The art of remembering is the core of my approach to memoir coaching. The more alive and detailed your memories, the more compelling your writing.
We don’t generally think of remembering as an art. But in remembering— as in art—we draw on our creative skills and imaginations. As we hold images from the past in our minds, we creatively engage with them. We learn to appreciate memories for their emotional power and, sometimes, also their beauty.
When we’re writing a memoir, remembering is not a passive activity. We need to actively respond to the moods and textures of images from the past. If we allow memories to confront us and move us, they show us who we are, then and now. If we listen to them, they speak to us of what Mary Oliver famously called our ‘one wild and precious life’.
Even the slightest memory can become significant. It’s a matter of taking time to explore it and plumb its depths. A compelling story depends for its power on the quality of our remembering. When we intentionally go back into our past, we see, hear, taste, touch and smell again the details of scenes. We recollect their mood and temperature, and we feel again the emotions of that time.
Imagine you’re standing in front of the house or apartment building you lived in at the time your memoir is set. Walk up to the front door. Walk through the rooms. Go to the room where you were most yourself. Start writing. What is happening in that room at this moment? Who is there? What are they doing? What can you see? Hear? Smell? What are you feeling?
Let yourself write whatever comes to mind. This memory might take you to another memory. Let yourself follow it. Write for as long as you feel the momentum of the writing. This memory will connect you to the self of your story. You will see yourself as you were then, distinct in some ways from who you are now.
These reclaimed details are the stuff of your writing. They give it energy and colour. They turn the pages—for you and for your readers.

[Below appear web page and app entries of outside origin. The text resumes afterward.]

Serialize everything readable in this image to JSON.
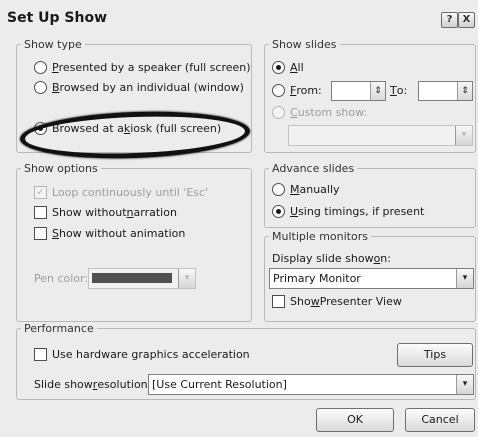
{
  "dialog": {
    "title": "Set Up Show",
    "help_glyph": "?",
    "close_glyph": "X"
  },
  "show_type": {
    "title": "Show type",
    "options": [
      {
        "pre": "",
        "key": "P",
        "post": "resented by a speaker (full screen)",
        "selected": false
      },
      {
        "pre": "",
        "key": "B",
        "post": "rowsed by an individual (window)",
        "selected": false
      },
      {
        "pre": "Browsed at a ",
        "key": "k",
        "post": "iosk (full screen)",
        "selected": true
      }
    ]
  },
  "show_slides": {
    "title": "Show slides",
    "all": {
      "pre": "",
      "key": "A",
      "post": "ll",
      "selected": true
    },
    "from": {
      "pre": "",
      "key": "F",
      "post": "rom:",
      "value": ""
    },
    "to": {
      "pre": "",
      "key": "T",
      "post": "o:",
      "value": ""
    },
    "custom": {
      "pre": "",
      "key": "C",
      "post": "ustom show:",
      "value": "",
      "disabled": true
    }
  },
  "show_options": {
    "title": "Show options",
    "loop": {
      "label": "Loop continuously until 'Esc'",
      "checked": true,
      "disabled": true
    },
    "narration": {
      "pre": "Show without ",
      "key": "n",
      "post": "arration",
      "checked": false
    },
    "animation": {
      "pre": "",
      "key": "S",
      "post": "how without animation",
      "checked": false
    },
    "pen_color_label": "Pen color:",
    "pen_color": "#505050"
  },
  "advance": {
    "title": "Advance slides",
    "manually": {
      "pre": "",
      "key": "M",
      "post": "anually",
      "selected": false
    },
    "timings": {
      "pre": "",
      "key": "U",
      "post": "sing timings, if present",
      "selected": true
    }
  },
  "monitors": {
    "title": "Multiple monitors",
    "display_label": {
      "pre": "Display slide show ",
      "key": "o",
      "post": "n:"
    },
    "display_value": "Primary Monitor",
    "presenter": {
      "pre": "Sho",
      "key": "w",
      "post": " Presenter View",
      "checked": false
    }
  },
  "performance": {
    "title": "Performance",
    "hw_accel": {
      "label": "Use hardware graphics acceleration",
      "checked": false
    },
    "tips_label": "Tips",
    "resolution_label": {
      "pre": "Slide show ",
      "key": "r",
      "post": "esolution:"
    },
    "resolution_value": "[Use Current Resolution]"
  },
  "buttons": {
    "ok": "OK",
    "cancel": "Cancel"
  },
  "glyphs": {
    "spin": "⇕",
    "dropdown": "▾",
    "check": "✓"
  }
}
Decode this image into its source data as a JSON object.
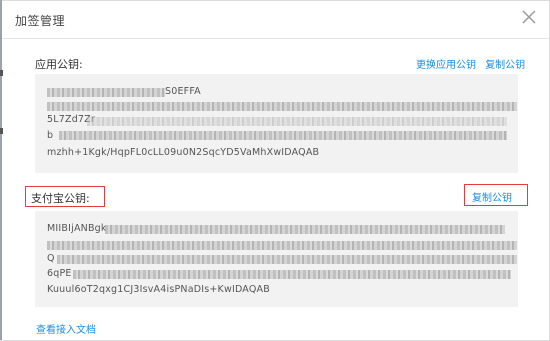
{
  "dialog": {
    "title": "加签管理"
  },
  "app_key": {
    "label": "应用公钥:",
    "replace_label": "更换应用公钥",
    "copy_label": "复制公钥",
    "lines": [
      "S0EFFA",
      "",
      "5L7Zd7Zr",
      "b",
      "mzhh+1Kgk/HqpFL0cLL09u0N2SqcYD5VaMhXwIDAQAB"
    ]
  },
  "alipay_key": {
    "label": "支付宝公钥:",
    "copy_label": "复制公钥",
    "lines": [
      "MIIBIjANBgk",
      "",
      "Q",
      "6qPE",
      "Kuuul6oT2qxg1CJ3IsvA4isPNaDIs+KwIDAQAB"
    ]
  },
  "footer": {
    "doc_link": "查看接入文档"
  },
  "colors": {
    "link": "#1a8ee6",
    "highlight": "#e43b3b",
    "box": "#f2f2f2"
  }
}
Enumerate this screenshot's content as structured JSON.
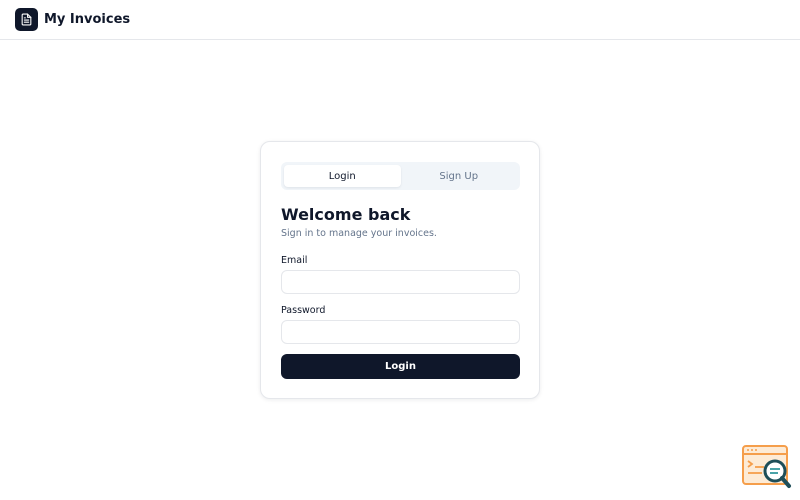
{
  "header": {
    "logo_icon": "document-icon",
    "title": "My Invoices"
  },
  "auth_card": {
    "tabs": [
      {
        "label": "Login",
        "active": true
      },
      {
        "label": "Sign Up",
        "active": false
      }
    ],
    "heading": "Welcome back",
    "subheading": "Sign in to manage your invoices.",
    "email": {
      "label": "Email",
      "value": "",
      "placeholder": ""
    },
    "password": {
      "label": "Password",
      "value": "",
      "placeholder": ""
    },
    "submit_label": "Login"
  },
  "corner_widget": {
    "icon": "search-window-icon"
  },
  "colors": {
    "primary": "#0f172a",
    "muted_text": "#64748b",
    "border": "#e5e7eb",
    "tab_bg": "#f1f5f9",
    "widget_orange": "#f59e4b",
    "widget_teal": "#1e4e58"
  }
}
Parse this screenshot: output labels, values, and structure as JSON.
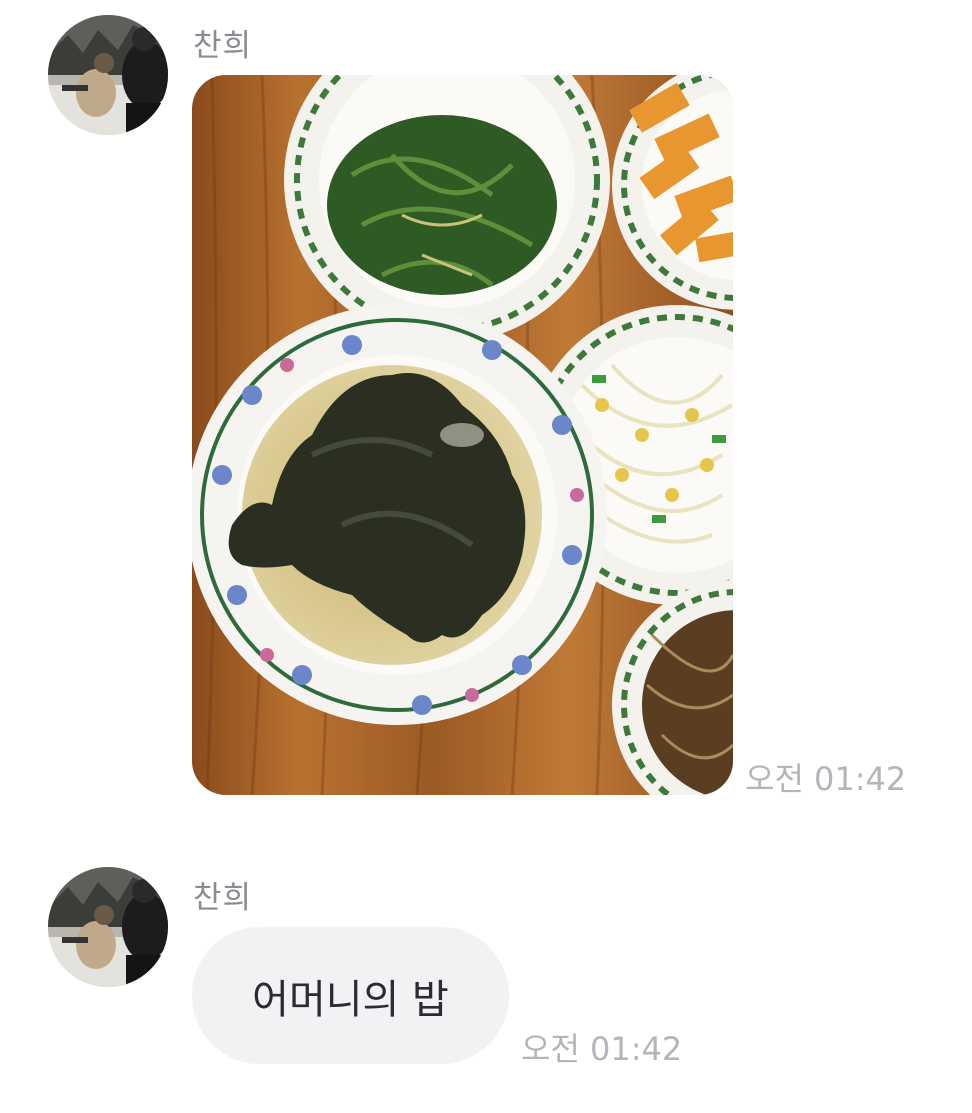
{
  "messages": [
    {
      "sender": "찬희",
      "avatar": "profile-photo",
      "content_type": "photo",
      "photo_subject": "food-photo",
      "time": "오전 01:42"
    },
    {
      "sender": "찬희",
      "avatar": "profile-photo",
      "content_type": "text",
      "text": "어머니의 밥",
      "time": "오전 01:42"
    }
  ],
  "colors": {
    "background": "#ffffff",
    "sender_name": "#8a8c93",
    "timestamp": "#b4b5ba",
    "bubble_background": "#f2f2f5",
    "bubble_text": "#2b2c31"
  }
}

As I wrote my story, my memories revealed myself to me, and I was intrigued. I’m still amazed by the power of memories. When you turn remembering into an art, people from your past come to life. You appreciate who you are and what really matters to you. But most importantly for memoir writing, remembering is the source of your story.